Taking the necessary actions
The third step should consist of taking steps to start eliminating each type of chargeback.
The first type of chargebacks to tackle is criminal fraud. There are many different ways to improve chargeback fraud protection. You must be equipped with a powerful scoring tool that enables you to identify fraudulent transactions before they happen (chargeback fraud prevention), while limiting the false positives (legitimate customers blocked by the antifraud tool). Merchants do not realize how much money they are leaving on the table by blocking real customers who are willing to pay and have funds in their bank account.
Merchants’ errors are the next type of chargeback that should be reduced because this type is the merchant’s responsibility. Merchant errors can range from having useless steps in the customer journey to having an unclear refund policy. A proper analysis of the merchant’s payment environment and needs is necessary to identify which processes and tools should be implemented to help avoid merchant error chargebacks.

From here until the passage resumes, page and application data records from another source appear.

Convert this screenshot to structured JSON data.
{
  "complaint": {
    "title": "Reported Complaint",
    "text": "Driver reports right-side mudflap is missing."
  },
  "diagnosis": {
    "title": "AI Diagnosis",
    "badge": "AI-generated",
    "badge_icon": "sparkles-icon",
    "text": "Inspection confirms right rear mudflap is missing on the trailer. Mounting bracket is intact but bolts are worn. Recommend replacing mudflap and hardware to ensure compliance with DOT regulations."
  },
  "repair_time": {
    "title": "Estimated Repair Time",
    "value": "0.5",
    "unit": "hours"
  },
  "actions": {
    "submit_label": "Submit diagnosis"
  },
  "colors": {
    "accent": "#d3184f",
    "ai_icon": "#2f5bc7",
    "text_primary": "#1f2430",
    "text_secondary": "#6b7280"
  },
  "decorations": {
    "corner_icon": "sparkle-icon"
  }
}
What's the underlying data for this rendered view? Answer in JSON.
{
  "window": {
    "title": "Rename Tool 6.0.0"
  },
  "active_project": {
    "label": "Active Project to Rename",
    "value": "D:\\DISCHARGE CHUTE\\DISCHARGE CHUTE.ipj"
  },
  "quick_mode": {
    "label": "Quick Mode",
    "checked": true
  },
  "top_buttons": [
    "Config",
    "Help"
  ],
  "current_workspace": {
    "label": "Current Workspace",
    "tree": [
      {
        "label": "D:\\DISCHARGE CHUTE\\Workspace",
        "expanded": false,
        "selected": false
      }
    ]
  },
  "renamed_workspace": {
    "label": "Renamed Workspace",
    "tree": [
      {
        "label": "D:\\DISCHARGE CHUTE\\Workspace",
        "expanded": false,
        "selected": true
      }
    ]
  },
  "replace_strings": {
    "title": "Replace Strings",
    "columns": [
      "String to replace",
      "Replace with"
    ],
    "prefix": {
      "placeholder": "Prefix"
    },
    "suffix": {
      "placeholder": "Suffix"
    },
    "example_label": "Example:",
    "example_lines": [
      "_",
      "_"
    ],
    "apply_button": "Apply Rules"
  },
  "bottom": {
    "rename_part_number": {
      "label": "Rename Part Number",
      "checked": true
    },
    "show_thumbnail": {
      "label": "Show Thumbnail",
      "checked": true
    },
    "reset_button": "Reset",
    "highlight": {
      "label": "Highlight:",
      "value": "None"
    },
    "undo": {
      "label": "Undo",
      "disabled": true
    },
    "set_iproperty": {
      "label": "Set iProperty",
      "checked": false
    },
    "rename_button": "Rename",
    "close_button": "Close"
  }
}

The most challenging type of chargeback to reduce is friendly fraud. Friendly fraud is nearly impossible to prevent because by definition this type of fraud is perpetrated by real customers. Therefore, implementing an efficient chargeback representment process is key.
Merchants can adopt and follow several best practices to help reduce chargebacks due to bad refund and return policies.
In general, a deep analysis of the merchant’s environment can help prevent some types of chargebacks. One size never fits all because every merchant has its own unique needs, depending on its strategy and internal organization.